“We have about 26,000 pharmacists and nurse practitioners helping patients manage chronic problems like high cholesterol, high blood pressure and heart disease, all of which are linked to smoking. We came to the decision that cigarettes and providing health care just don’t go together in the same setting.”
Like Oil and Water, They Just Don’t Mix
This is a quote from Larry J. Merlo, chief executive of CVS in his announcement that CVS will stop selling tobacco products by October 1st of this year. They will stop selling a product providing more than $2 billion in revenue because it conflicts with the values around health care.
Putting Customers before Shareholders
While the New York Times quipped the $2 billion decision is a “mere dent in its overall sales of $123 billion in 2012,” turning away from $2 billion will certainly have an impact on revenue.
Instead of banking on short-term gains to keep shareholders happy, they are putting their promise of providing health care and the actual health of their customers first.

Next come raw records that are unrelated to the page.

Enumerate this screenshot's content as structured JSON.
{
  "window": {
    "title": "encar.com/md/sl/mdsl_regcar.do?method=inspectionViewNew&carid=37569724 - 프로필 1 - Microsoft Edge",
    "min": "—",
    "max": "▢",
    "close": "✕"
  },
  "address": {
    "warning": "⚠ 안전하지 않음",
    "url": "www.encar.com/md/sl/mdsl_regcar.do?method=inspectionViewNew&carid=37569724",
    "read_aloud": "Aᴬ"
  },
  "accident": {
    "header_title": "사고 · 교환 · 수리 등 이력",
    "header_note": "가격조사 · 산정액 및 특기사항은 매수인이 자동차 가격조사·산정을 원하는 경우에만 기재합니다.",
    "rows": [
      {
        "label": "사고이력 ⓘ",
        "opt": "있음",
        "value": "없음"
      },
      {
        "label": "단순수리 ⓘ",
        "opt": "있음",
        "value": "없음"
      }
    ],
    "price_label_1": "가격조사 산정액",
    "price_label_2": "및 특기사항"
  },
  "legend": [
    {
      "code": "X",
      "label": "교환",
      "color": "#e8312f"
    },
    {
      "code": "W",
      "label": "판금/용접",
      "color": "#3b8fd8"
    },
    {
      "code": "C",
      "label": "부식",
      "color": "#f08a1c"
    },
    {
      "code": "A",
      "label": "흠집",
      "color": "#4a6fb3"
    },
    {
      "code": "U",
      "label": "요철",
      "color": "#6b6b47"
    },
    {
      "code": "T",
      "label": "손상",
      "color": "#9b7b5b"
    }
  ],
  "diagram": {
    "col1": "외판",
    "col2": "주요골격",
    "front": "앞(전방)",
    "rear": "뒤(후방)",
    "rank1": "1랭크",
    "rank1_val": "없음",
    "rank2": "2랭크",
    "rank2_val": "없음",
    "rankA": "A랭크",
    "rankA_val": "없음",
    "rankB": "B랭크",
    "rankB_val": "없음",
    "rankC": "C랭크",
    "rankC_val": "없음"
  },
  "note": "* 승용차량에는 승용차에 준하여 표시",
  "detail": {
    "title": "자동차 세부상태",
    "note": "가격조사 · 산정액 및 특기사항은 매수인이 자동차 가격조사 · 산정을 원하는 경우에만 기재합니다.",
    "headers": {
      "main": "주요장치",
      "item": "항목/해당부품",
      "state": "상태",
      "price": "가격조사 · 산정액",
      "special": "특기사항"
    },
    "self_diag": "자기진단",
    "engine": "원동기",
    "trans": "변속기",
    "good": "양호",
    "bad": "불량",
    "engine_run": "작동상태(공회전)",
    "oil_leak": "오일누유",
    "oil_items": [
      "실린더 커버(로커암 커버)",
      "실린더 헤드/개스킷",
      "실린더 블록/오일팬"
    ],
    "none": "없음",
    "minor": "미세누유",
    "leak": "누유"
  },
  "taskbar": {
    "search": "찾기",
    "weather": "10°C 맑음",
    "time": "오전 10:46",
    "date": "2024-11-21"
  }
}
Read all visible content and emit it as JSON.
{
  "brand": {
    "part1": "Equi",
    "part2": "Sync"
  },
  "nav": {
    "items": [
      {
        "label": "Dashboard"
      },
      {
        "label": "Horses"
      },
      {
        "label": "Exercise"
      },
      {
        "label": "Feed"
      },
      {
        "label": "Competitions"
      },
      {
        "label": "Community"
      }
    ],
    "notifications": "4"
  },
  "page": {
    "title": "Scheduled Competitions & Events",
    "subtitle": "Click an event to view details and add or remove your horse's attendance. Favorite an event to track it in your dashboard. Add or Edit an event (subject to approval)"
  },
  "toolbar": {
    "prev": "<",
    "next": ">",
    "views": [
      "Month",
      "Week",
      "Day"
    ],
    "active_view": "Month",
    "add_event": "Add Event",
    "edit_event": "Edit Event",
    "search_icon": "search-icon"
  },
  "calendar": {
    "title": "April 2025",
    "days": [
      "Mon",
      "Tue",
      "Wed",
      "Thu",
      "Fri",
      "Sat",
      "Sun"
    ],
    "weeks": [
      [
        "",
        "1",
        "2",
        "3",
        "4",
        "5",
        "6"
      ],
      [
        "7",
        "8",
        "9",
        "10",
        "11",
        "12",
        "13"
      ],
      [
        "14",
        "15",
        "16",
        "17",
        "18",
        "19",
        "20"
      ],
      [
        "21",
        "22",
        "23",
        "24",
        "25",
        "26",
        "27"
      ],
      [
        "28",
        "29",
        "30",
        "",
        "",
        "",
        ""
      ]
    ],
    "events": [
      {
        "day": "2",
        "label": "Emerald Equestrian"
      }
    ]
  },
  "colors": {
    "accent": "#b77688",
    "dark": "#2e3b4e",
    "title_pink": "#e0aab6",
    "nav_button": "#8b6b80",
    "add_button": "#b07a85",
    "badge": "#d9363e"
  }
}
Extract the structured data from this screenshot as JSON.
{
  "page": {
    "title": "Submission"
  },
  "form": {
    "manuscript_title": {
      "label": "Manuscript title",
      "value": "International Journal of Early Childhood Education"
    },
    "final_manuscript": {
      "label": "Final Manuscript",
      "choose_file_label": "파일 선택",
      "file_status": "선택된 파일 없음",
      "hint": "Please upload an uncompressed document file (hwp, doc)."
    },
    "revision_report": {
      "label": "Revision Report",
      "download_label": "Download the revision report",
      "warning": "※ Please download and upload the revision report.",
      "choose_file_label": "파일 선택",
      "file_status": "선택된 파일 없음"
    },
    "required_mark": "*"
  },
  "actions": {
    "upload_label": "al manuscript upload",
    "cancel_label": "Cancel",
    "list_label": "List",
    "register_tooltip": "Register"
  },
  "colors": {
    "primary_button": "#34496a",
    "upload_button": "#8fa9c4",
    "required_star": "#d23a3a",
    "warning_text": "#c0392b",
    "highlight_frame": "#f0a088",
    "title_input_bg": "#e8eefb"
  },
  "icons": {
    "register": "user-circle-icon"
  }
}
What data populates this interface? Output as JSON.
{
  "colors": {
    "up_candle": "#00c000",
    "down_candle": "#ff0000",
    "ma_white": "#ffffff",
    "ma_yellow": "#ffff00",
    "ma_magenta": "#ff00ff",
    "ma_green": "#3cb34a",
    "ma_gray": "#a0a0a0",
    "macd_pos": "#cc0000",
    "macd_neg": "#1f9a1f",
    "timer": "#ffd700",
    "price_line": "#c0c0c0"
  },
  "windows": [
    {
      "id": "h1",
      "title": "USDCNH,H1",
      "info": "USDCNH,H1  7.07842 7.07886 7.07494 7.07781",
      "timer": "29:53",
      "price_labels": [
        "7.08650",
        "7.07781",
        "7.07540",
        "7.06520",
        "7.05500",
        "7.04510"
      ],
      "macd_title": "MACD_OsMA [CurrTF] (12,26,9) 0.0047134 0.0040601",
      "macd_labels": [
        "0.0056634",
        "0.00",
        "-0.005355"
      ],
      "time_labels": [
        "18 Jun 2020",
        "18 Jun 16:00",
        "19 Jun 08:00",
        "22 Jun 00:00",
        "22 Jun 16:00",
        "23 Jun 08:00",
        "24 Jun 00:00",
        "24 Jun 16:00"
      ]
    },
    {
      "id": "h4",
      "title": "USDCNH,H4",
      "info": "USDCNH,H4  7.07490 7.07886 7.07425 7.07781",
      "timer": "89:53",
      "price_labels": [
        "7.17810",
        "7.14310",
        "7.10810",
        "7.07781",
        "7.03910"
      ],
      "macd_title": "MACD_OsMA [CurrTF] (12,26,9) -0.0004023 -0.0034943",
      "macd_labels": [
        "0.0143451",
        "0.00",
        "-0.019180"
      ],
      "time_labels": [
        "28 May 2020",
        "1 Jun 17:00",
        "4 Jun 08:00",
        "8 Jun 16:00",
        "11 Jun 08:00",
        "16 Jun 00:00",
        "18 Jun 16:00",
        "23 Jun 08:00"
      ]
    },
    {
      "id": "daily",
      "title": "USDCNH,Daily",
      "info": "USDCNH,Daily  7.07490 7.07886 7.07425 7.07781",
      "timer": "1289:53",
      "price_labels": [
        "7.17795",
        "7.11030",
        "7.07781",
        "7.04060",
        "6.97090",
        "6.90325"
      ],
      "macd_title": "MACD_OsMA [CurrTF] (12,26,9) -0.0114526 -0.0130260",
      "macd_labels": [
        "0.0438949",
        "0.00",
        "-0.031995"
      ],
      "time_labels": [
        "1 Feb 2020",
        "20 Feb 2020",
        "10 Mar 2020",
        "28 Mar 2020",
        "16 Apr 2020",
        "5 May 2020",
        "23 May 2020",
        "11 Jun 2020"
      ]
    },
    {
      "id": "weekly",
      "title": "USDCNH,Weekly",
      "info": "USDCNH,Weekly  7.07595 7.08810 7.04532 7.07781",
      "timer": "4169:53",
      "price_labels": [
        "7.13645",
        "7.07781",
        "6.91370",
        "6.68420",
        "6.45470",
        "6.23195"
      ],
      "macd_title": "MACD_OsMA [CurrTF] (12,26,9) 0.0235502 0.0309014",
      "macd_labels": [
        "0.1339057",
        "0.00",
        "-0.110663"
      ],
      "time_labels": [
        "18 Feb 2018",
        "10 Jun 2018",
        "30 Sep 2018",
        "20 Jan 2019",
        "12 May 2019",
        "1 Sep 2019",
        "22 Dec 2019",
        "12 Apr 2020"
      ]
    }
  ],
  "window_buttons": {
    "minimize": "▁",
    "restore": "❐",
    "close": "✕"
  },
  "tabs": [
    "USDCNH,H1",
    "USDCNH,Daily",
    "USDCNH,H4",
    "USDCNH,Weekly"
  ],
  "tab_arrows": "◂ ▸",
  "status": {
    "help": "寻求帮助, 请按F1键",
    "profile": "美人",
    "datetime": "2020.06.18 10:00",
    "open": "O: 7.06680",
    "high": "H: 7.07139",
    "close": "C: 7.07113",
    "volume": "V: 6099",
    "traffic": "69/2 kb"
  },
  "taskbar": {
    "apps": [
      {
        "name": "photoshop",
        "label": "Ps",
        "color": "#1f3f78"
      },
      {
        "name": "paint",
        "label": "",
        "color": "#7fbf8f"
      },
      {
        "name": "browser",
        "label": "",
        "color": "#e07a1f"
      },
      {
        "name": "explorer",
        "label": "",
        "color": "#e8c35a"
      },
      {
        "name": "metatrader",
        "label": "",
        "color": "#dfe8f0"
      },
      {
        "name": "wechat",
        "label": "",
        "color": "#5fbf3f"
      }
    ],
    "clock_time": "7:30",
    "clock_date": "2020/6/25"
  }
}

Here’s why I think it will be a move to serve them long-term.
They are gaining new customers by standing by a strong principal.
People impacted by health issues related to tobacco are already starting to express their new loyalty to CVS on social media.
CVS knows they need to fill the revenue gap from tobacco.
I predict we will see some new, innovative ways they will do that. Expressing their company as one of “providing health care” means they might be looking at ramping up their offerings and services, including the in-store health clinics. Health care is a constant need. Long term, this will serve both their revenue goals and their customers better than selling tobacco.
They are setting the expectation of looking out for their customers.
The best customer experiences are based on strong promises. Promises are only as good as the actions that support them. This strong action shows they are willing to stand by their promise of providing health care.
Worth the Risk, for Brand’s Sake
There is no doubt this is a move with risk. While the $2 billion revenue loss predicted is based on tobacco sales, additional revenue will be lost when those tobacco-seeking customers go somewhere else. They will lose the additional purchases that came with the tobacco purchases.
But understanding who you are as a brand and organization is the first step to delivering a superior customer experience. You don’t have to be all things to all people. You have to be the right things to the right people.
I’ll be watching what happens here closely. What do you think CVS will need to do to make up for the revenue loss?
Jeannie Walters is CEO at 360Connext.